a funding round for a streaming startup. back with us to discuss is my guest host, activate ceo michael wolf. he was a former board member of yahoo! and former president of mtv network. dig into some of these trends we are seeing. the shift for cord cutting is well and truly on. who are going to be the winners? michael: you haven't even begun to mention the names of all the other people who are now focused on digital video. facebook is going to produce shows. you've got buzzfeed, which is also producing shows. fusion media group, part of univision, is producing online shows. nbc with left field. we have a large number of companies who you would have said weren't on the web before, and they are now creating
television and shows that will be not just on their own platforms, but on facebook, instagram, twitter. and so, why are they doing this? because the name of the game in the internet is engagement, and video leads to engagement. caroline: i'm fascinated in particular by the $450 million fundraising by vice. which revenue model wins out here? is it subscription-based? we look at vice with the advertising. they are managing to woo in advertisers, despite the viewing figures not looking all that hot. michael: part of what explains vice's success from an advertising perspective is that they are reaching an audience that is very hard to get, millennials. they've got an edge. they are almost a subversive edge to the company which gets

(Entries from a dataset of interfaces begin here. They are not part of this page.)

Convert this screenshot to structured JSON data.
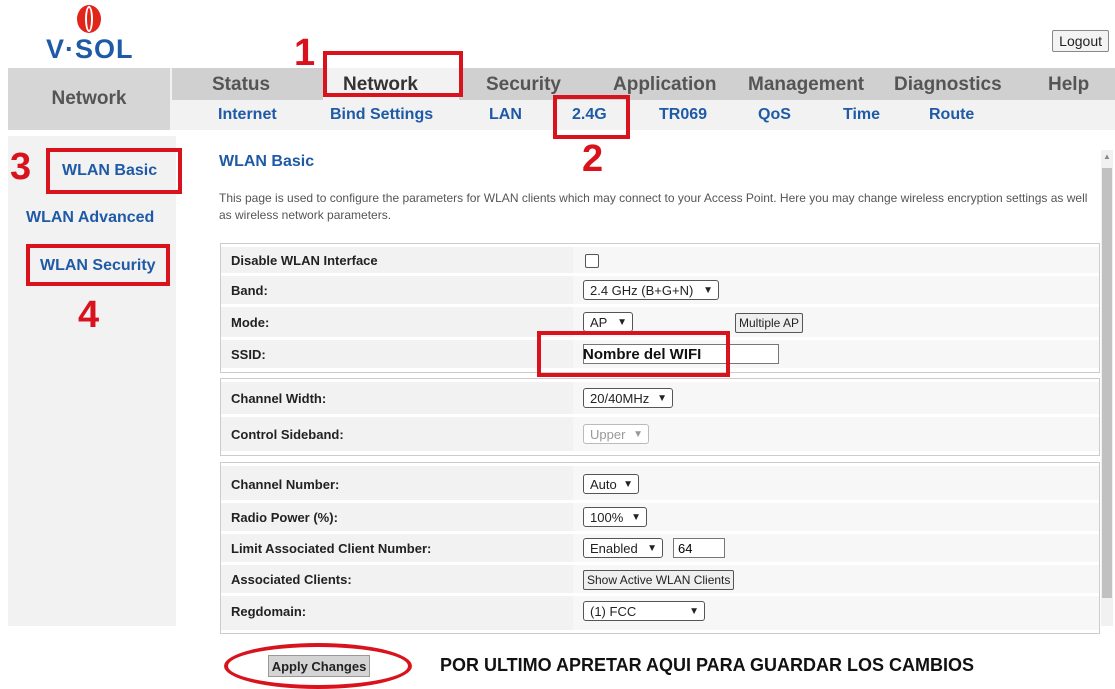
{
  "header": {
    "logo_text": "V·SOL",
    "logout_label": "Logout"
  },
  "nav": {
    "section_label": "Network",
    "main_tabs": [
      "Status",
      "Network",
      "Security",
      "Application",
      "Management",
      "Diagnostics",
      "Help"
    ],
    "active_main_tab": "Network",
    "sub_tabs": [
      "Internet",
      "Bind Settings",
      "LAN",
      "2.4G",
      "TR069",
      "QoS",
      "Time",
      "Route"
    ],
    "active_sub_tab": "2.4G"
  },
  "sidebar": {
    "items": [
      "WLAN Basic",
      "WLAN Advanced",
      "WLAN Security"
    ]
  },
  "page": {
    "title": "WLAN Basic",
    "description": "This page is used to configure the parameters for WLAN clients which may connect to your Access Point. Here you may change wireless encryption settings as well as wireless network parameters."
  },
  "form": {
    "disable_wlan_label": "Disable WLAN Interface",
    "disable_wlan_checked": false,
    "band_label": "Band:",
    "band_value": "2.4 GHz (B+G+N)",
    "mode_label": "Mode:",
    "mode_value": "AP",
    "multiple_ap_label": "Multiple AP",
    "ssid_label": "SSID:",
    "channel_width_label": "Channel Width:",
    "channel_width_value": "20/40MHz",
    "control_sideband_label": "Control Sideband:",
    "control_sideband_value": "Upper",
    "channel_number_label": "Channel Number:",
    "channel_number_value": "Auto",
    "radio_power_label": "Radio Power (%):",
    "radio_power_value": "100%",
    "limit_clients_label": "Limit Associated Client Number:",
    "limit_clients_value": "Enabled",
    "limit_clients_number": "64",
    "associated_clients_label": "Associated Clients:",
    "show_clients_label": "Show Active WLAN Clients",
    "regdomain_label": "Regdomain:",
    "regdomain_value": "(1) FCC"
  },
  "footer": {
    "apply_label": "Apply Changes"
  },
  "annotations": {
    "numbers": [
      "1",
      "2",
      "3",
      "4"
    ],
    "ssid_note": "Nombre del WIFI",
    "final_note": "POR ULTIMO APRETAR AQUI PARA GUARDAR LOS CAMBIOS",
    "color": "#d9131d"
  },
  "colors": {
    "link_blue": "#1f5aa6",
    "annotation_red": "#d9131d"
  },
  "icons": [
    "vsol-logo-icon",
    "chevron-down-icon",
    "checkbox-icon"
  ]
}
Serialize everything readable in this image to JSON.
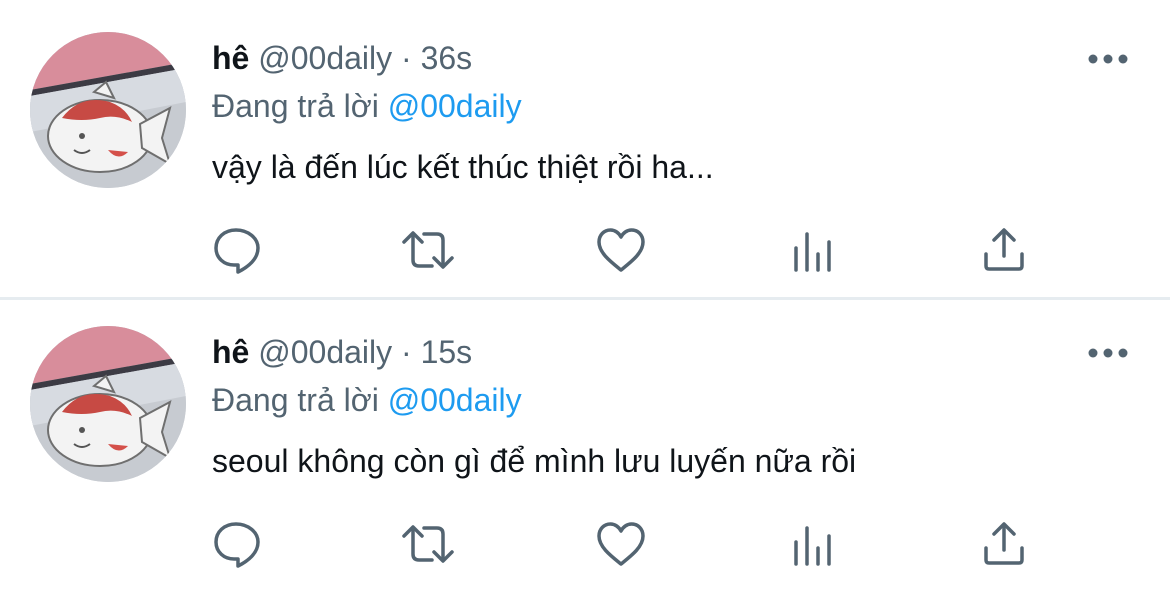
{
  "tweets": [
    {
      "name": "hê",
      "handle": "@00daily",
      "separator": "·",
      "time": "36s",
      "reply_prefix": "Đang trả lời",
      "reply_to": "@00daily",
      "text": "vậy là đến lúc kết thúc thiệt rồi ha...",
      "actions": [
        "reply-icon",
        "retweet-icon",
        "like-icon",
        "analytics-icon",
        "share-icon"
      ]
    },
    {
      "name": "hê",
      "handle": "@00daily",
      "separator": "·",
      "time": "15s",
      "reply_prefix": "Đang trả lời",
      "reply_to": "@00daily",
      "text": "seoul không còn gì để mình lưu luyến nữa rồi",
      "actions": [
        "reply-icon",
        "retweet-icon",
        "like-icon",
        "analytics-icon",
        "share-icon"
      ]
    }
  ],
  "colors": {
    "text": "#0f1419",
    "secondary": "#536471",
    "link": "#1d9bf0",
    "divider": "#e6ecf0"
  }
}
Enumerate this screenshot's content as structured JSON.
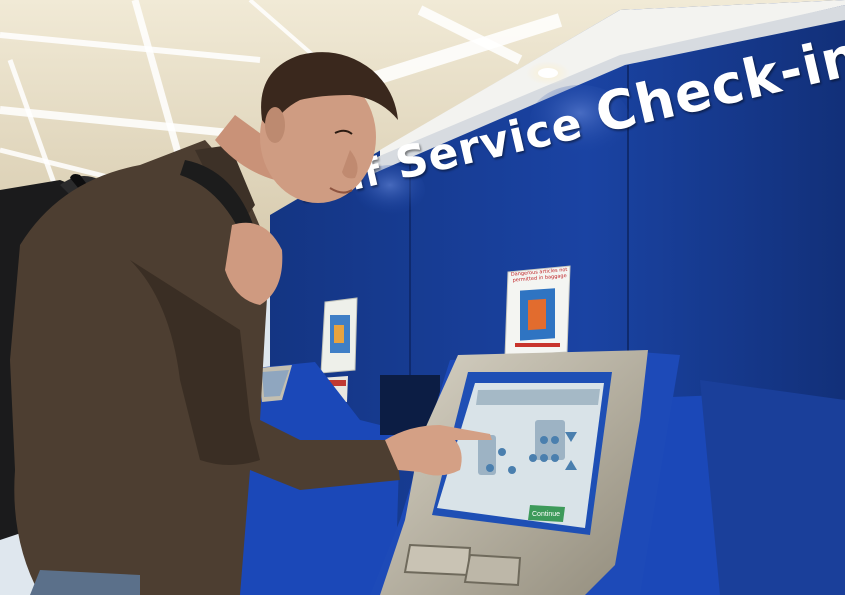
{
  "photo": {
    "sign_words": [
      "Self",
      "Service",
      "Check-in"
    ],
    "poster_right_title": "Dangerous articles not permitted in baggage",
    "kiosk_screen_button": "Continue",
    "colors": {
      "wall_blue": "#1a3f9a",
      "kiosk_blue": "#1b48b8",
      "ceiling": "#eae3cf",
      "jacket": "#4d3e31",
      "kiosk_frame": "#b8b2a2",
      "screen": "#d9e3e8"
    }
  }
}
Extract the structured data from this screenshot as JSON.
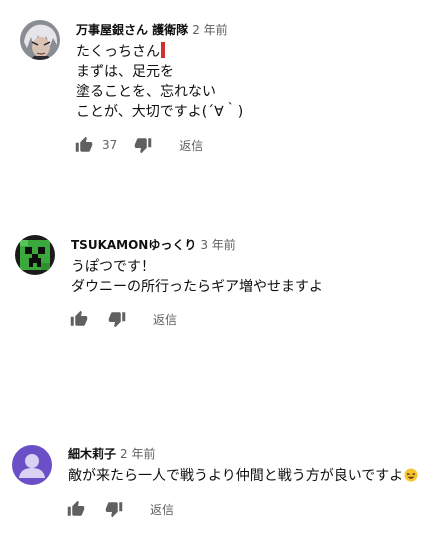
{
  "comments": [
    {
      "author": "万事屋銀さん 護衛隊",
      "time": "2 年前",
      "lines": [
        "たくっちさん",
        "まずは、足元を",
        "塗ることを、忘れない",
        "ことが、大切ですよ(´∀｀)"
      ],
      "likes": "37",
      "reply_label": "返信",
      "avatar_icon": "silver-hair-character-avatar"
    },
    {
      "author": "TSUKAMONゆっくり",
      "time": "3 年前",
      "lines": [
        "うぽつです！",
        "ダウニーの所行ったらギア増やせますよ"
      ],
      "likes": "",
      "reply_label": "返信",
      "avatar_icon": "creeper-face-avatar"
    },
    {
      "author": "細木莉子",
      "time": "2 年前",
      "lines": [
        "敵が来たら一人で戦うより仲間と戦う方が良いですよ"
      ],
      "likes": "",
      "reply_label": "返信",
      "avatar_icon": "default-person-avatar"
    }
  ],
  "colors": {
    "text": "#0f0f0f",
    "secondary": "#606060",
    "creeper_green": "#3aa83a",
    "default_avatar": "#6a4fc7",
    "accent_bar": "#d32f2f"
  }
}
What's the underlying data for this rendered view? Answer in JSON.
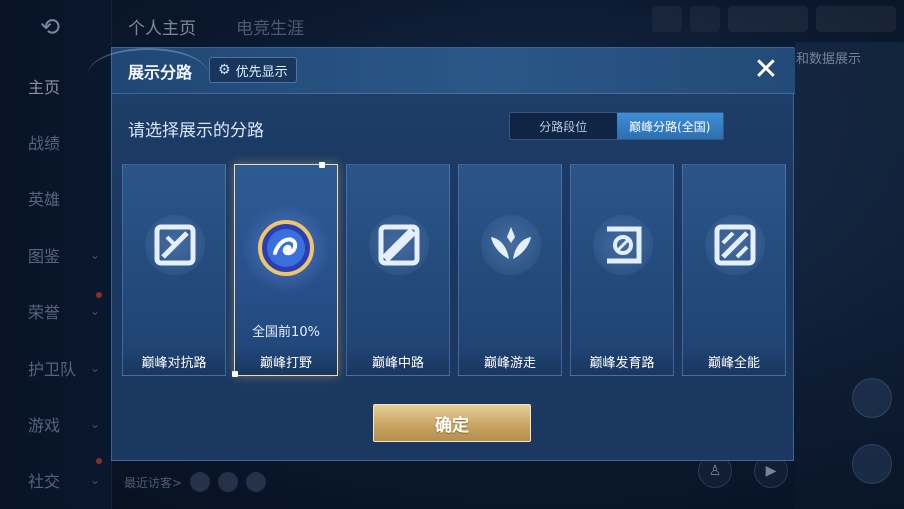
{
  "background": {
    "back_icon": "back-arrow-icon",
    "nav_items": [
      {
        "label": "主页",
        "active": true
      },
      {
        "label": "战绩",
        "active": false
      },
      {
        "label": "英雄",
        "active": false
      },
      {
        "label": "图鉴",
        "active": false
      },
      {
        "label": "荣誉",
        "active": false
      },
      {
        "label": "护卫队",
        "active": false
      },
      {
        "label": "游戏",
        "active": false
      },
      {
        "label": "社交",
        "active": false
      }
    ],
    "top_tabs": [
      "个人主页",
      "电竞生涯"
    ],
    "right_panel_text": "和数据展示",
    "recent_visitors_label": "最近访客>"
  },
  "modal": {
    "title": "展示分路",
    "priority_button": "优先显示",
    "close_icon": "close-icon",
    "subtitle": "请选择展示的分路",
    "segments": [
      {
        "label": "分路段位",
        "active": false
      },
      {
        "label": "巅峰分路(全国)",
        "active": true
      }
    ],
    "roles": [
      {
        "label": "巅峰对抗路",
        "icon": "clash-lane-icon",
        "selected": false,
        "rank": ""
      },
      {
        "label": "巅峰打野",
        "icon": "jungle-dragon-emblem-icon",
        "selected": true,
        "rank": "全国前10%"
      },
      {
        "label": "巅峰中路",
        "icon": "mid-lane-icon",
        "selected": false,
        "rank": ""
      },
      {
        "label": "巅峰游走",
        "icon": "roam-wings-icon",
        "selected": false,
        "rank": ""
      },
      {
        "label": "巅峰发育路",
        "icon": "farm-lane-icon",
        "selected": false,
        "rank": ""
      },
      {
        "label": "巅峰全能",
        "icon": "all-round-icon",
        "selected": false,
        "rank": ""
      }
    ],
    "confirm_button": "确定"
  }
}
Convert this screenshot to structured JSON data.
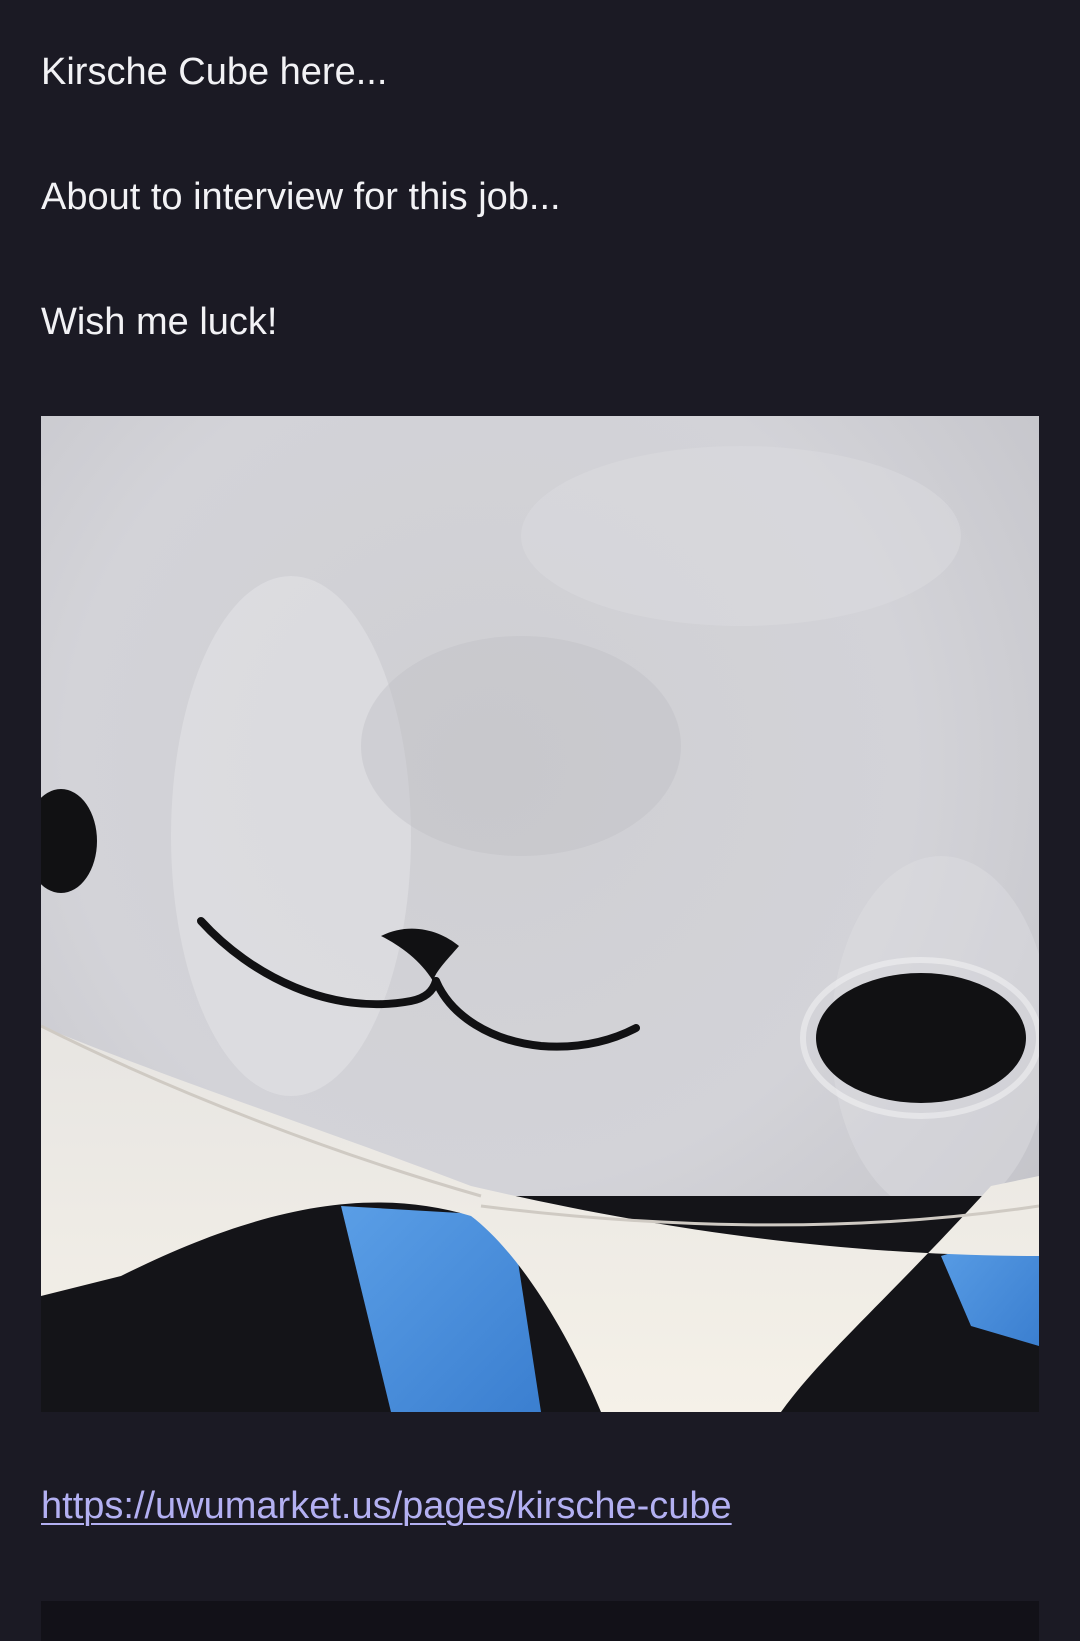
{
  "post": {
    "lines": [
      "Kirsche Cube here...",
      "About to interview for this job...",
      "Wish me luck!"
    ],
    "image_subject": "plush-toy-closeup",
    "link": {
      "text": "https://uwumarket.us/pages/kirsche-cube",
      "href": "https://uwumarket.us/pages/kirsche-cube"
    }
  },
  "colors": {
    "background": "#1b1a24",
    "text": "#f2f2f5",
    "link": "#b3b0f2"
  }
}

those millennials to come back, but they are not just selling advertising. they are also selling marketing. they are finding ways in which they can integrate their marketers' products into their actual programming and help them create advertising, and that's one of the things that is differentiating them. i expect that everybody else in video is going to be doing the same thing and that vice is going to face a lot of competition. caroline: ok. everyone is going to be doing the same thing. what about some of the key losers here, then? who should -- if we are shareholders getting our money out. it would spring to mind that it would be the cable providers, cable tv, but some of them are getting their skin in the game with these investment rounds. michael: my firm continues to see growth in cable tv. cord cutting will continue, but it's going to be the slower rate. part of the reason why cord
cutting is even happening is that there are a lot of millennials who, our research shows, are sharing passwords, using their parents' passwords for their tv anywhere. i think the losers will be those cable networks which aren't able to maintain ratings. there are some of them who just haven't been able to maintain ratings in a world where they have competition against digital video. the others will be websites and other digital media's that don't have video, because they need video to grow. caroline: need to stay ahead of the game. need to be in the videogame. my guest cohost for the hour, activate's cofounder and ceo michael wolf. wonderful to have you. that's it for this edition of "bloomberg technology." on thursday, i will be leading up bloomberg's coverage of the conference in berlin. a great lineup of guests, including john collison, stripe president and cofounder. bloombergtech.tv.